HOTZONE IDENTIFIER EXPLOSIVES
The Hotzone Identifier Explosives enables rapid assessment and identification of explosives and their precursors. Easy to use, rugged and reliable tools provide the user with information on homogeneity, sensitivity to impact and flammability of the tested materials. The number of specific and generic analytical assays identifies commercial, military and homemade explosives (HME) and components. The kit is self-contained and features the stepby- step field guide in color.
The Hotzone Identifier Explosives features a set of tools and procedures to provide its user with the critical information on the unknown substances flammability, explosive behavior, acidbase properties, aggressive/corrosive behavior, reactivity with water, relative solubility and density. Wet and strip tests
detect explosive fuel precursors such as hydrocarbons, carbohydrates, heavy metals, sulphur and phosphorus. Oxidiser tests identify species known to be used with the explosive mixtures. Specific analytical assays target ammonium nitrate based explosives (ANAL, ANFO, ANS), PETN, RDX, TNT, Semtex, C3, C4, HMX, urea nitrate, chlorates, and azides.
Responders faced with an apparent, but not entirely characterised explosive threat have several options to consider. Waiting on the scene increases risk and delays decision making, therefore a fast action is the prerequisite. “Blow in place” practice with unknown chemicals could bring safety issues, bad public relations and it destroys the forensic evidence. Identifying the explosive components means understanding the threat, retaining the evidence and assuming the operations. On the spot analysis is preferable, since collection and transport of samples for the off-site identification is time consuming. Portable Raman and FTIR chemical analysis devices have caused a paradigm shift in field identification tactics. However, both technologies have limits and their use on unknown, potentially explosive materials bears safety concerns. The Raman technology commonly utilises a 785 nm laser, which can heat and eventually ignite some energetic materials. FTIR may require pressing of a powder sample to the sensor. A number of primary explosives are shock sensitive and easily detonate under pressure.

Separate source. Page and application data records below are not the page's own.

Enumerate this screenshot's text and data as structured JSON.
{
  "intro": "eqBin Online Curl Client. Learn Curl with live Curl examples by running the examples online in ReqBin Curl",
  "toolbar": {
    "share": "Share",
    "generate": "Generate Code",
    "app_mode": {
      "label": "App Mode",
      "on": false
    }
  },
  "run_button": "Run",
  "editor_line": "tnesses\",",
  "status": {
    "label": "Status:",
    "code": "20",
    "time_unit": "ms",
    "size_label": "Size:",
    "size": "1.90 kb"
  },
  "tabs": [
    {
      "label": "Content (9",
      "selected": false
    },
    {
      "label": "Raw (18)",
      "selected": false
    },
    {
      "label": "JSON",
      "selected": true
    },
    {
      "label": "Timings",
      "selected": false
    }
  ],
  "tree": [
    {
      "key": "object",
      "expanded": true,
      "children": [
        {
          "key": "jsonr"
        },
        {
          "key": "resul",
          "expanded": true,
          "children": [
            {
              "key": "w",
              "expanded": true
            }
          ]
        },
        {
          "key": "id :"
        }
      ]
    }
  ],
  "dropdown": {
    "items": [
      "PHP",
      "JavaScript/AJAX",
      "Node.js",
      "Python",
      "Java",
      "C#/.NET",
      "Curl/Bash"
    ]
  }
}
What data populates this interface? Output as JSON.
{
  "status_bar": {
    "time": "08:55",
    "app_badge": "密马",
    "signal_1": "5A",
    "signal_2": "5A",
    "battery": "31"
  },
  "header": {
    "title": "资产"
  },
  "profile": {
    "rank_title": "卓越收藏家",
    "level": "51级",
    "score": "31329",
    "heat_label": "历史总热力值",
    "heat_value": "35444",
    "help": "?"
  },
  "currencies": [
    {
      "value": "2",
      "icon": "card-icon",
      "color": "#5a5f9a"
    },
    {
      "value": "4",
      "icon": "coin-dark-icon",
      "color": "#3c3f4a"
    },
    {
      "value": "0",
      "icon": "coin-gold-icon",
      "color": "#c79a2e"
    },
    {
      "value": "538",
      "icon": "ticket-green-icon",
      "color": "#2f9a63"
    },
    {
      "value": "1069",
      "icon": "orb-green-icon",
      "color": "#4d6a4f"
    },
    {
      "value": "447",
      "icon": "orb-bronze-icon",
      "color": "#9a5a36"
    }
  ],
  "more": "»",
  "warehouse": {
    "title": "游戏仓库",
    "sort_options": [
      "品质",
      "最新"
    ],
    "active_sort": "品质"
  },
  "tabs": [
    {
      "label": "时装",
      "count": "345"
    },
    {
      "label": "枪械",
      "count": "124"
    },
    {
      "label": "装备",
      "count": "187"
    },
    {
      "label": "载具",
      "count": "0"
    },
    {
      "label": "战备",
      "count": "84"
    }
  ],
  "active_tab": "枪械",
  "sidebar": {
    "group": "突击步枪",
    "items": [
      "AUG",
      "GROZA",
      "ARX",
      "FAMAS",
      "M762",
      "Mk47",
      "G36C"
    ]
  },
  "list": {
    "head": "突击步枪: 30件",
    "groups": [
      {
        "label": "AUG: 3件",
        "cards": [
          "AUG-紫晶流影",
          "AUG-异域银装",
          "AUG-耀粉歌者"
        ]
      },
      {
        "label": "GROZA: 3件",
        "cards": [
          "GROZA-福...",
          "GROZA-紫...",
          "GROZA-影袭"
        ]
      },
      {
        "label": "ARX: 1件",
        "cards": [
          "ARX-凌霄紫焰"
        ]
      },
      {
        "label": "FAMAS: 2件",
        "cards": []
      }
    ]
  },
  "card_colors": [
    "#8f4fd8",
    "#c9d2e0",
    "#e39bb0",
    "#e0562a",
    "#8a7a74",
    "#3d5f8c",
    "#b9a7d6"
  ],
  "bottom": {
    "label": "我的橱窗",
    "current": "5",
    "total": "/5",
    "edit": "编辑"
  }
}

The sample may be a complex mixture containing heavy metal powders, hydrocarbons, carbohydrates, plastic binders and plasticisers, all interfering with the Raman and FTIR identification. The Hotzone Identifier Explosives ideally complements both technologies as it allows for rapid assessment of shock sensitivity and thermal hazard of the materials, providing safety protocols to the operators. The specific analytic assays enable quick identification of the explosives not amenable to the Raman and FTIR. All tools from the Explosives kit are carefully selected to be used with the potentially sensitive materials. The kit is self-contained with the reagents, test strips and utensils provided in sufficient quantities to last for relatively large number of tests.